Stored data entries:
*** Block opens ***

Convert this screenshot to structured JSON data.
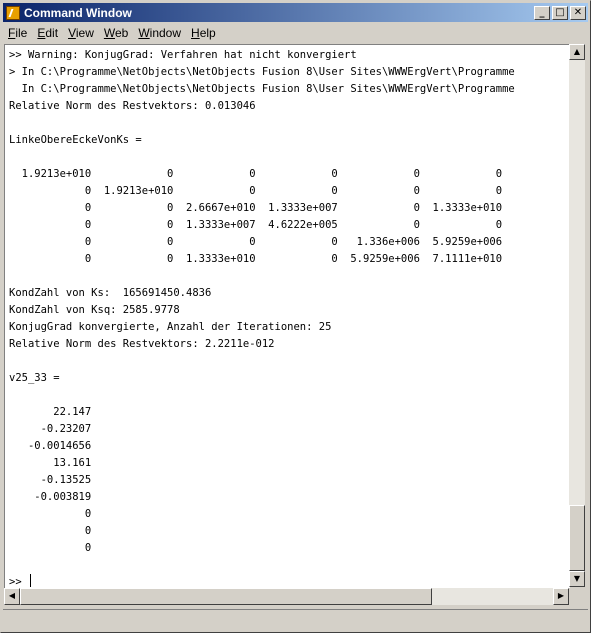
{
  "window": {
    "title": "Command Window",
    "minimize_glyph": "_",
    "maximize_glyph": "□",
    "close_glyph": "✕"
  },
  "menu": [
    "File",
    "Edit",
    "View",
    "Web",
    "Window",
    "Help"
  ],
  "console": {
    "lines": [
      ">> Warning: KonjugGrad: Verfahren hat nicht konvergiert",
      "> In C:\\Programme\\NetObjects\\NetObjects Fusion 8\\User Sites\\WWWErgVert\\Programme",
      "  In C:\\Programme\\NetObjects\\NetObjects Fusion 8\\User Sites\\WWWErgVert\\Programme",
      "Relative Norm des Restvektors: 0.013046",
      "",
      "LinkeObereEckeVonKs =",
      "",
      "  1.9213e+010            0            0            0            0            0",
      "            0  1.9213e+010            0            0            0            0",
      "            0            0  2.6667e+010  1.3333e+007            0  1.3333e+010",
      "            0            0  1.3333e+007  4.6222e+005            0            0",
      "            0            0            0            0   1.336e+006  5.9259e+006",
      "            0            0  1.3333e+010            0  5.9259e+006  7.1111e+010",
      "",
      "KondZahl von Ks:  165691450.4836",
      "KondZahl von Ksq: 2585.9778",
      "KonjugGrad konvergierte, Anzahl der Iterationen: 25",
      "Relative Norm des Restvektors: 2.2211e-012",
      "",
      "v25_33 =",
      "",
      "       22.147",
      "     -0.23207",
      "   -0.0014656",
      "       13.161",
      "     -0.13525",
      "    -0.003819",
      "            0",
      "            0",
      "            0",
      ""
    ],
    "prompt": ">> "
  },
  "scroll_icons": {
    "up": "▲",
    "down": "▼",
    "left": "◀",
    "right": "▶"
  }
}
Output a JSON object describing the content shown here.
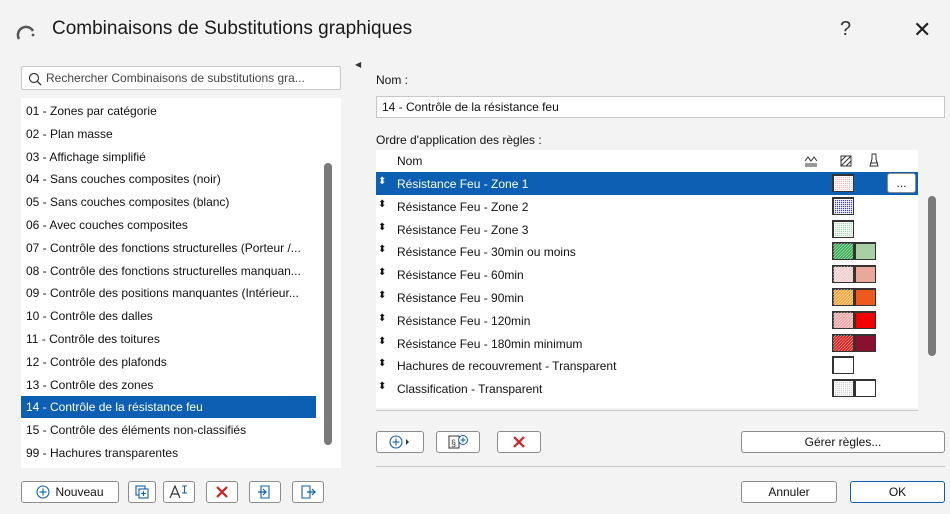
{
  "window": {
    "title": "Combinaisons de Substitutions graphiques",
    "help_label": "?",
    "close_label": "✕"
  },
  "search": {
    "placeholder": "Rechercher Combinaisons de substitutions gra..."
  },
  "combinations": [
    "01 - Zones par catégorie",
    "02 - Plan masse",
    "03 - Affichage simplifié",
    "04 - Sans couches composites (noir)",
    "05 - Sans couches composites (blanc)",
    "06 - Avec couches composites",
    "07 - Contrôle des fonctions structurelles (Porteur /...",
    "08 - Contrôle des fonctions structurelles manquan...",
    "09 - Contrôle des positions manquantes (Intérieur...",
    "10 - Contrôle des dalles",
    "11 - Contrôle des toitures",
    "12 - Contrôle des plafonds",
    "13 - Contrôle des zones",
    "14 - Contrôle de la résistance feu",
    "15 - Contrôle des éléments non-classifiés",
    "99 - Hachures transparentes"
  ],
  "selected_index": 13,
  "left_buttons": {
    "new_label": "Nouveau"
  },
  "form": {
    "name_label": "Nom :",
    "name_value": "14 - Contrôle de la résistance feu",
    "order_label": "Ordre d'application des règles :"
  },
  "rules_table": {
    "header_name": "Nom",
    "more_label": "...",
    "rows": [
      {
        "label": "Résistance Feu - Zone 1",
        "fg": "#f2b8b8",
        "fg_pattern": "dots",
        "bg": null,
        "selected": true
      },
      {
        "label": "Résistance Feu - Zone 2",
        "fg": "#3a3ad0",
        "fg_pattern": "dots",
        "bg": null
      },
      {
        "label": "Résistance Feu - Zone 3",
        "fg": "#9dd8a8",
        "fg_pattern": "dots",
        "bg": null
      },
      {
        "label": "Résistance Feu - 30min ou moins",
        "fg": "#2ea84a",
        "fg_pattern": "hatch",
        "bg": "#a9cfa4"
      },
      {
        "label": "Résistance Feu - 60min",
        "fg": "#eecaca",
        "fg_pattern": "hatch",
        "bg": "#e8a99a"
      },
      {
        "label": "Résistance Feu - 90min",
        "fg": "#f5a030",
        "fg_pattern": "hatch",
        "bg": "#ec5a20"
      },
      {
        "label": "Résistance Feu - 120min",
        "fg": "#f0a0a0",
        "fg_pattern": "hatch",
        "bg": "#f20000"
      },
      {
        "label": "Résistance Feu - 180min minimum",
        "fg": "#e01010",
        "fg_pattern": "hatch",
        "bg": "#8a1030"
      },
      {
        "label": "Hachures de recouvrement - Transparent",
        "fg": "#ffffff",
        "fg_pattern": "none",
        "bg": null
      },
      {
        "label": "Classification - Transparent",
        "fg": "#d0d0d0",
        "fg_pattern": "dots",
        "bg": "#ffffff"
      }
    ]
  },
  "bottom": {
    "manage_rules_label": "Gérer règles...",
    "cancel_label": "Annuler",
    "ok_label": "OK"
  },
  "colors": {
    "selection": "#0c5fb3",
    "delete_red": "#d42020",
    "ok_border": "#0c5fb3"
  },
  "icons": [
    "window-logo-icon",
    "search-icon",
    "add-icon",
    "duplicate-icon",
    "rename-icon",
    "delete-icon",
    "import-icon",
    "export-icon",
    "fill-header-icon",
    "pen-header-icon",
    "cut-fill-header-icon",
    "drag-handle-icon"
  ]
}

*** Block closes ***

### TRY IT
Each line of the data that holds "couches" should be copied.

### SOLVED PROBLEM
    "04 - Sans couches composites (noir)",
    "05 - Sans couches composites (blanc)",
    "06 - Avec couches composites",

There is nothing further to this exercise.